I would argue that the attention we should pay to a period of history (apart from the quantity of information available) is related to the speed of change – not in the sense that slowly evolving cultures are of little interest, but that very short phases of history which saw decisive developments can be regarded as being of comparable importance. Yet this must not form an excuse to look at such phases in isolation. In human history, like in a chain reaction, every development depends on earlier developments.
For most topics in provincial Roman archaeology I would have been expected to acquire expert knowledge on all types of small ﬁnds likely to be found on a Roman site (especially all types of pottery), all possible parallels, etc. Building up such an expertise on a multitude of relevant categories of small ﬁnds alone can easily take years. In ancient history, by contrast, I would have been expected to become an expert on classical Greece as well as on Republican and Imperial Rome. Does my eventual choice of specializing in Roman studies and trying to use all sources available automatically make me an amateur in one ﬁeld or the other?
1–6; Hose 1998). There is no space here to discuss the origins and development of historiography, the attention and neglect of different aspects of history and the methods used to gather data; the latter were, from Greek antiquity to the Middle Ages, mainly restricted to the study of written documents, to oral accounts and personal observation. Historians, of course, frequently referred to extant monuments and objects created by past generations or societies which they or their sources had seen, read or heard about, even if they conducted no excavations or surveys to recover additional remains of this nature.
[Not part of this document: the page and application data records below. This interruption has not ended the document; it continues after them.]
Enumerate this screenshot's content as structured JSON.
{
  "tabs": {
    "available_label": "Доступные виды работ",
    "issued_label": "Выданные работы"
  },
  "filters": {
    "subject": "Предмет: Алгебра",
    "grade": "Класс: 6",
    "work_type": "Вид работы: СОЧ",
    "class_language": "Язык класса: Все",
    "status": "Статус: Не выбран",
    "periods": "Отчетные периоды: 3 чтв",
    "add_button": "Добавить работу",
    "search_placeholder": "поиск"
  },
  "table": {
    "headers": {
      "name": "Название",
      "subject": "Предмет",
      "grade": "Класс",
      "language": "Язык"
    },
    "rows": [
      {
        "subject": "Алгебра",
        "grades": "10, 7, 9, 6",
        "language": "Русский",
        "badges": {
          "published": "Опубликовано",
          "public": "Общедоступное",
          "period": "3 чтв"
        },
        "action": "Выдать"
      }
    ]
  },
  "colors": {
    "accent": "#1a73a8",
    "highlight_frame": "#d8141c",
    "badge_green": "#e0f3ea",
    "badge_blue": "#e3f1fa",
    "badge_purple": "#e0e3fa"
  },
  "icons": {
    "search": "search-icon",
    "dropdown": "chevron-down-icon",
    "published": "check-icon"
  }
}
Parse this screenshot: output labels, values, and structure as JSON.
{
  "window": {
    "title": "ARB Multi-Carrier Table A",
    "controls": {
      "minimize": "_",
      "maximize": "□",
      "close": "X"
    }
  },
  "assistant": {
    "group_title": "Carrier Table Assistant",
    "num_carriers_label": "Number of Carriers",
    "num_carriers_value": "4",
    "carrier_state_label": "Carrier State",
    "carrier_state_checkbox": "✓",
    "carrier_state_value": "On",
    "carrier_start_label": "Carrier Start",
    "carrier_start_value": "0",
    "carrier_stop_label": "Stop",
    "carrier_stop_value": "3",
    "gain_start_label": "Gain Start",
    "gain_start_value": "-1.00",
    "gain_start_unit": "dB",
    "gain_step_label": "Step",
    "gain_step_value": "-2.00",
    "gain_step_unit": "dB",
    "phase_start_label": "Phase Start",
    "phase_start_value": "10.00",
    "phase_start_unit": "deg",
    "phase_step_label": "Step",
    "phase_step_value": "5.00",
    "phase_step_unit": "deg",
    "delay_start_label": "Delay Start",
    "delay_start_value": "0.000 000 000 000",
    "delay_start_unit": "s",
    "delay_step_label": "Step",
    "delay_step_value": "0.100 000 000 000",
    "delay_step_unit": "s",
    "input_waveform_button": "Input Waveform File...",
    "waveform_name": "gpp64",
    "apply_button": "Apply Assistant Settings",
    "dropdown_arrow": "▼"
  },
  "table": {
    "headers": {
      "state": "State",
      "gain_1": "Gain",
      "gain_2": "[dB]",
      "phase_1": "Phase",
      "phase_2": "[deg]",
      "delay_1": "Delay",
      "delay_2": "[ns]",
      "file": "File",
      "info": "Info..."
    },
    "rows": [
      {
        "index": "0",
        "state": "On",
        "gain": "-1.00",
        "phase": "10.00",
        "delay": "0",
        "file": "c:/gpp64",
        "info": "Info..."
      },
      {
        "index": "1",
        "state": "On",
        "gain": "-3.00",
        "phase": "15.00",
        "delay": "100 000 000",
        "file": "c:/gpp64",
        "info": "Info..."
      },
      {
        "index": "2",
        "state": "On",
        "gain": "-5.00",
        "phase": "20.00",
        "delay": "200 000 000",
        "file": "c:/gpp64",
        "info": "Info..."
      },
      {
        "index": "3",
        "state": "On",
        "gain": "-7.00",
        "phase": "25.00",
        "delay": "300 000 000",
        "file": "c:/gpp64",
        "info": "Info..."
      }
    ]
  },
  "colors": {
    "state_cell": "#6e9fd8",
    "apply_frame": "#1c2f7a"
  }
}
Archaeology and ancient history : breaking down the boundaries by Eberhard W. Sauer